---------- Exercise data

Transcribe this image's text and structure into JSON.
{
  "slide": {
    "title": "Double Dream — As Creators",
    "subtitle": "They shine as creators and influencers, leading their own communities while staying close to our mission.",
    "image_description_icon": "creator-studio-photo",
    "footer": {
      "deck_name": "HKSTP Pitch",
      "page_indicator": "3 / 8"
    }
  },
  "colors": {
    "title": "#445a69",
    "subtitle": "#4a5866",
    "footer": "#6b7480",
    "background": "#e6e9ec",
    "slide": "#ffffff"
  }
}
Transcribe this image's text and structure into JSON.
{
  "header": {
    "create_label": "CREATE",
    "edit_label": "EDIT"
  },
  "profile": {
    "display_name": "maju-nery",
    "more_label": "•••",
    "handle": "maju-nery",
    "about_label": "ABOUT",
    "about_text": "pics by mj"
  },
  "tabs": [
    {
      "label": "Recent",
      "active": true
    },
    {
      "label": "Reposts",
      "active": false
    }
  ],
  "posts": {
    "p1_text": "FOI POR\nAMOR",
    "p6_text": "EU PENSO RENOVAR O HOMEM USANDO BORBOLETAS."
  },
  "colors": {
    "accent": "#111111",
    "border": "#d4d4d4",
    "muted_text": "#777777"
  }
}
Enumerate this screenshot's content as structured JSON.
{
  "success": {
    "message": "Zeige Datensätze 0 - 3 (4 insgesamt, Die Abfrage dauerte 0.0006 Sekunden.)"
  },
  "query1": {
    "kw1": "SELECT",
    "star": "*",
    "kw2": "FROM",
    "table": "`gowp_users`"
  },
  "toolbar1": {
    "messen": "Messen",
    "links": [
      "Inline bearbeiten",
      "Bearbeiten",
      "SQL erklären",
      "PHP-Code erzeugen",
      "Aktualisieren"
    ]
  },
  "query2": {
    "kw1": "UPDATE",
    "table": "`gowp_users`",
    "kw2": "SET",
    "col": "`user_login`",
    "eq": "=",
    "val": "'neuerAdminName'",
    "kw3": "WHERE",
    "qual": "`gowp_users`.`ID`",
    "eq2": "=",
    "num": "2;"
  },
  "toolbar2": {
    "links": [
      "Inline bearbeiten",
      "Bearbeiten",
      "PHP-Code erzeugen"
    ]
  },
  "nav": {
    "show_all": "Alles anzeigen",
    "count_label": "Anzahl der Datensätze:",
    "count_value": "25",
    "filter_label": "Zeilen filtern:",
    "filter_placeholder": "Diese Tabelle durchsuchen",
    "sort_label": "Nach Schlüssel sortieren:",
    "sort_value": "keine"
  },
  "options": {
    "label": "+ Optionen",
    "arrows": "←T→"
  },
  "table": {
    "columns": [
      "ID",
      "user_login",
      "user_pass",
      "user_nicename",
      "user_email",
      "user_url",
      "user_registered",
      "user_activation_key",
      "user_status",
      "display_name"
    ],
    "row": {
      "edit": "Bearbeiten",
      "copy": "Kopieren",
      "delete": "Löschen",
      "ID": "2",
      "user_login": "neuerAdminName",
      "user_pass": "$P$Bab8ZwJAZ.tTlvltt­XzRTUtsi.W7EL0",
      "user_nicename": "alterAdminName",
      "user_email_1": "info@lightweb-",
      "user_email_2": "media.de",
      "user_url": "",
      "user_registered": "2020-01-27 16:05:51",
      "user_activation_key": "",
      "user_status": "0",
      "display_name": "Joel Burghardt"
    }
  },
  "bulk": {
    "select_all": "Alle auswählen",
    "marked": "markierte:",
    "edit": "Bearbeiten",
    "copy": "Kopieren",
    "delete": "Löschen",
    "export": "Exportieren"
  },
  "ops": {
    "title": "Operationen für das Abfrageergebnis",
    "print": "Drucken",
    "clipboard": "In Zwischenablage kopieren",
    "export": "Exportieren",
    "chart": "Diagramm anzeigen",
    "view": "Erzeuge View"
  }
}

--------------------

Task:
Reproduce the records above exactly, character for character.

Result of this exercise:
Transcribe this image's text and structure into JSON.
{
  "slide": {
    "title": "Double Dream — As Creators",
    "subtitle": "They shine as creators and influencers, leading their own communities while staying close to our mission.",
    "image_description_icon": "creator-studio-photo",
    "footer": {
      "deck_name": "HKSTP Pitch",
      "page_indicator": "3 / 8"
    }
  },
  "colors": {
    "title": "#445a69",
    "subtitle": "#4a5866",
    "footer": "#6b7480",
    "background": "#e6e9ec",
    "slide": "#ffffff"
  }
}
Transcribe this image's text and structure into JSON.
{
  "header": {
    "create_label": "CREATE",
    "edit_label": "EDIT"
  },
  "profile": {
    "display_name": "maju-nery",
    "more_label": "•••",
    "handle": "maju-nery",
    "about_label": "ABOUT",
    "about_text": "pics by mj"
  },
  "tabs": [
    {
      "label": "Recent",
      "active": true
    },
    {
      "label": "Reposts",
      "active": false
    }
  ],
  "posts": {
    "p1_text": "FOI POR\nAMOR",
    "p6_text": "EU PENSO RENOVAR O HOMEM USANDO BORBOLETAS."
  },
  "colors": {
    "accent": "#111111",
    "border": "#d4d4d4",
    "muted_text": "#777777"
  }
}
Enumerate this screenshot's content as structured JSON.
{
  "success": {
    "message": "Zeige Datensätze 0 - 3 (4 insgesamt, Die Abfrage dauerte 0.0006 Sekunden.)"
  },
  "query1": {
    "kw1": "SELECT",
    "star": "*",
    "kw2": "FROM",
    "table": "`gowp_users`"
  },
  "toolbar1": {
    "messen": "Messen",
    "links": [
      "Inline bearbeiten",
      "Bearbeiten",
      "SQL erklären",
      "PHP-Code erzeugen",
      "Aktualisieren"
    ]
  },
  "query2": {
    "kw1": "UPDATE",
    "table": "`gowp_users`",
    "kw2": "SET",
    "col": "`user_login`",
    "eq": "=",
    "val": "'neuerAdminName'",
    "kw3": "WHERE",
    "qual": "`gowp_users`.`ID`",
    "eq2": "=",
    "num": "2;"
  },
  "toolbar2": {
    "links": [
      "Inline bearbeiten",
      "Bearbeiten",
      "PHP-Code erzeugen"
    ]
  },
  "nav": {
    "show_all": "Alles anzeigen",
    "count_label": "Anzahl der Datensätze:",
    "count_value": "25",
    "filter_label": "Zeilen filtern:",
    "filter_placeholder": "Diese Tabelle durchsuchen",
    "sort_label": "Nach Schlüssel sortieren:",
    "sort_value": "keine"
  },
  "options": {
    "label": "+ Optionen",
    "arrows": "←T→"
  },
  "table": {
    "columns": [
      "ID",
      "user_login",
      "user_pass",
      "user_nicename",
      "user_email",
      "user_url",
      "user_registered",
      "user_activation_key",
      "user_status",
      "display_name"
    ],
    "row": {
      "edit": "Bearbeiten",
      "copy": "Kopieren",
      "delete": "Löschen",
      "ID": "2",
      "user_login": "neuerAdminName",
      "user_pass": "$P$Bab8ZwJAZ.tTlvltt­XzRTUtsi.W7EL0",
      "user_nicename": "alterAdminName",
      "user_email_1": "info@lightweb-",
      "user_email_2": "media.de",
      "user_url": "",
      "user_registered": "2020-01-27 16:05:51",
      "user_activation_key": "",
      "user_status": "0",
      "display_name": "Joel Burghardt"
    }
  },
  "bulk": {
    "select_all": "Alle auswählen",
    "marked": "markierte:",
    "edit": "Bearbeiten",
    "copy": "Kopieren",
    "delete": "Löschen",
    "export": "Exportieren"
  },
  "ops": {
    "title": "Operationen für das Abfrageergebnis",
    "print": "Drucken",
    "clipboard": "In Zwischenablage kopieren",
    "export": "Exportieren",
    "chart": "Diagramm anzeigen",
    "view": "Erzeuge View"
  }
}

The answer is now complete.